KEY POINTS

  • China attempted to launch a satellite on Saturday
  • The mission was declared a failure as the rocket couldn't deliver the satellite to its targeted orbit
  • The mission failure follows last week's near-mishap when rocket debris fell close to a school

China attempted to launch a satellite this past weekend but it was eventually declared a failure.

On Saturday, China attempted to launch a satellite for its Jilin-1 satellite constellation. Along with the other satellites in the constellation, the high-resolution remote sensing Jilin-1 Gaofen-02C satellite was to be used for various purposes including disaster prevention, environmental monitoring, urban planning and natural resource surveys.

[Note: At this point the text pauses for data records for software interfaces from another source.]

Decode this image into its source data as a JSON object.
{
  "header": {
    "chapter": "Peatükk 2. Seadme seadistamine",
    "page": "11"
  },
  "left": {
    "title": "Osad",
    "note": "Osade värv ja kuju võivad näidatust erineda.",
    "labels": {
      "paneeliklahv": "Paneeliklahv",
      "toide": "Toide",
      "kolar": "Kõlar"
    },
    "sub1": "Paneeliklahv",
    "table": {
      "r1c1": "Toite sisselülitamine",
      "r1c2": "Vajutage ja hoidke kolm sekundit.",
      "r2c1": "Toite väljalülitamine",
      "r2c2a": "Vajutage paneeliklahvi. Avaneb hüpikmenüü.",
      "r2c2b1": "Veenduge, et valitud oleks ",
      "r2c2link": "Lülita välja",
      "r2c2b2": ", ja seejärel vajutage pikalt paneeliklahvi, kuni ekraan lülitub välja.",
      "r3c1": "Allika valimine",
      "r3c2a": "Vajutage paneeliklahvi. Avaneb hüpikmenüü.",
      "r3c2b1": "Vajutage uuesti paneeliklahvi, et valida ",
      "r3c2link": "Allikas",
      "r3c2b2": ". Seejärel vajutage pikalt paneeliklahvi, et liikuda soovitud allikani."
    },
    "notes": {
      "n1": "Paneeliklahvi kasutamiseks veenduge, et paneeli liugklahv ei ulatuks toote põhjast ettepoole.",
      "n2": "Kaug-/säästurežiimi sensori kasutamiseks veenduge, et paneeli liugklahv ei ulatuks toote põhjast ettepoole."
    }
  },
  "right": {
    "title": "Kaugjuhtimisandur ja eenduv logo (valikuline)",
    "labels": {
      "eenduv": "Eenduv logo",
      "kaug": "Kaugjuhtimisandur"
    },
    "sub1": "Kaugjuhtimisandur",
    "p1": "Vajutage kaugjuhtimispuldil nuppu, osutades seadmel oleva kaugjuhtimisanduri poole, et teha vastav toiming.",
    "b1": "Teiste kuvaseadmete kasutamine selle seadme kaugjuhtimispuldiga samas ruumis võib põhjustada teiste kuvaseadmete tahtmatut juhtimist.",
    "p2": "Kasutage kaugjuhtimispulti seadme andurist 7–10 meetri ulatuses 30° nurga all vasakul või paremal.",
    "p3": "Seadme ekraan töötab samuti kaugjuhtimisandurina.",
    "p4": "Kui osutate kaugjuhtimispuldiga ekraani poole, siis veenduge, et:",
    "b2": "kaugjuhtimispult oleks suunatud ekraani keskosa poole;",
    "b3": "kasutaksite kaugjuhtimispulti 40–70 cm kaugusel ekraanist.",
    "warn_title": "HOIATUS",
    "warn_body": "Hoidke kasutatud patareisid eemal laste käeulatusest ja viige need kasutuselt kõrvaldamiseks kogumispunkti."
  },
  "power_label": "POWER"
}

The three-satellite mission was announced on Aug. 24, with the two other launches set for Sept. 17 and 22, NASASpaceflight.com reported. Saturday's mission was declared a failure, with authorities only noting that the rocket was unable to deliver the satellite to its targeted orbit, Chinese state-run outlet Global Times reported

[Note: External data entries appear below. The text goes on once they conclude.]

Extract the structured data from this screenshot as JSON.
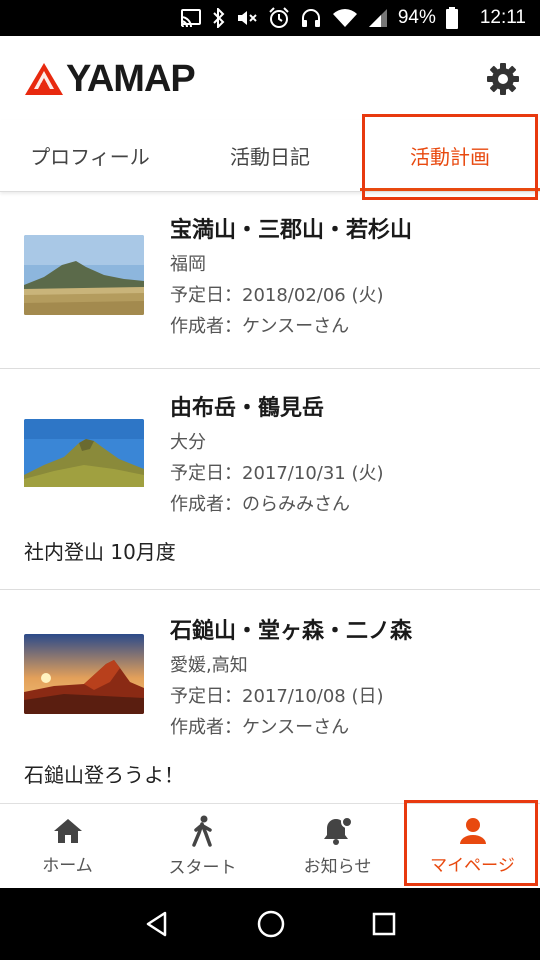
{
  "status_bar": {
    "battery": "94%",
    "time": "12:11",
    "icons": [
      "cast-icon",
      "bluetooth-icon",
      "mute-icon",
      "alarm-icon",
      "headset-icon",
      "wifi-icon",
      "signal-icon",
      "battery-icon"
    ]
  },
  "header": {
    "logo_text": "YAMAP",
    "settings_icon": "gear-icon"
  },
  "tabs": [
    {
      "label": "プロフィール",
      "active": false
    },
    {
      "label": "活動日記",
      "active": false
    },
    {
      "label": "活動計画",
      "active": true
    }
  ],
  "plans": [
    {
      "title": "宝満山・三郡山・若杉山",
      "region": "福岡",
      "scheduled": "予定日：2018/02/06 (火)",
      "author": "作成者：ケンスーさん",
      "memo": ""
    },
    {
      "title": "由布岳・鶴見岳",
      "region": "大分",
      "scheduled": "予定日：2017/10/31 (火)",
      "author": "作成者：のらみみさん",
      "memo": "社内登山 10月度"
    },
    {
      "title": "石鎚山・堂ヶ森・二ノ森",
      "region": "愛媛,高知",
      "scheduled": "予定日：2017/10/08 (日)",
      "author": "作成者：ケンスーさん",
      "memo": "石鎚山登ろうよ！"
    }
  ],
  "bottom_nav": [
    {
      "label": "ホーム",
      "icon": "home-icon",
      "active": false
    },
    {
      "label": "スタート",
      "icon": "walker-icon",
      "active": false
    },
    {
      "label": "お知らせ",
      "icon": "bell-icon",
      "active": false
    },
    {
      "label": "マイページ",
      "icon": "person-icon",
      "active": true
    }
  ],
  "colors": {
    "accent": "#e8490f",
    "highlight_box": "#e8390f"
  }
}
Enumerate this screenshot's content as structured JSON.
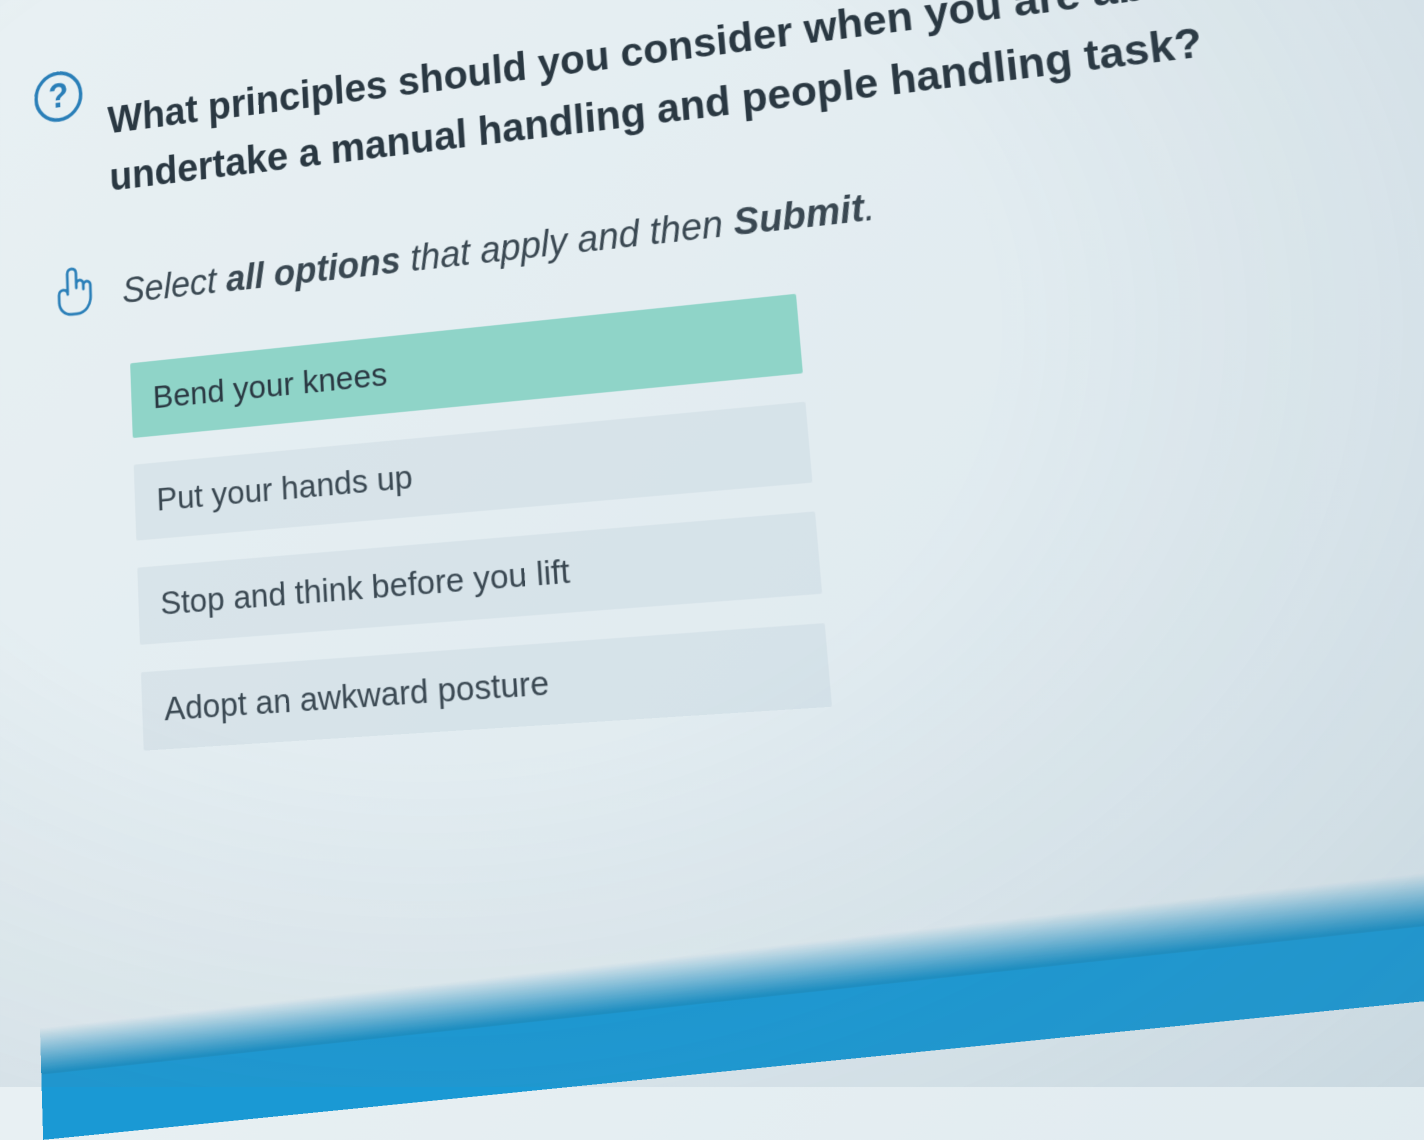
{
  "question": {
    "icon_label": "?",
    "text": "What principles should you consider when you are about to undertake a manual handling and people handling task?"
  },
  "instruction": {
    "prefix": "Select ",
    "emphasis1": "all options",
    "middle": " that apply and then ",
    "emphasis2": "Submit",
    "suffix": "."
  },
  "options": [
    {
      "label": "Bend your knees",
      "selected": true
    },
    {
      "label": "Put your hands up",
      "selected": false
    },
    {
      "label": "Stop and think before you lift",
      "selected": false
    },
    {
      "label": "Adopt an awkward posture",
      "selected": false
    }
  ],
  "colors": {
    "accent": "#2a7fb8",
    "selected_bg": "#8fd4c8",
    "footer": "#1a99d4"
  }
}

The question now is whether the two other satellites, Gaofen-02D and Gaofen-02F, will push through as scheduled or be delayed following the mission failure as they are also set to use the same launch vehicles developed by China Aerospace Science and Technology Corporation (CASC).

According to Space News, Saturday's launch was the first failure of a mission using Kuaizhou-1A launch vehicles but three other Chinese launches in 2020 also ended up in failure. The U.S. has also had its fair share of failed satellite launches, recording three failed launches in 2020.

A Long March rocket lifts off from the Xichang Satellite Launch Center in Xichang in China's southwestern Sichuan province in June 2020 A Long March rocket lifts off from the Xichang Satellite Launch Center in Xichang in China's southwestern Sichuan province in June 2020 Photo: AFP / STR

It was only last week when another Chinese launch ended in a near-mishap. In the case of the Sept. 7 launch, the mission was a success but, part of the Long March 4B rocket ended up crashing near a school.

Amateur footage of the event posted on the Chinese social media site Weibo shows the debris falling from the sky and thick orange smoke emanating from behind the trees. In another view of the crash, the orange smoke can be seen near what appears to be a school building.

At the time, residents in the area reportedly heard a loud sound before seeing the orange smoke from behind the school.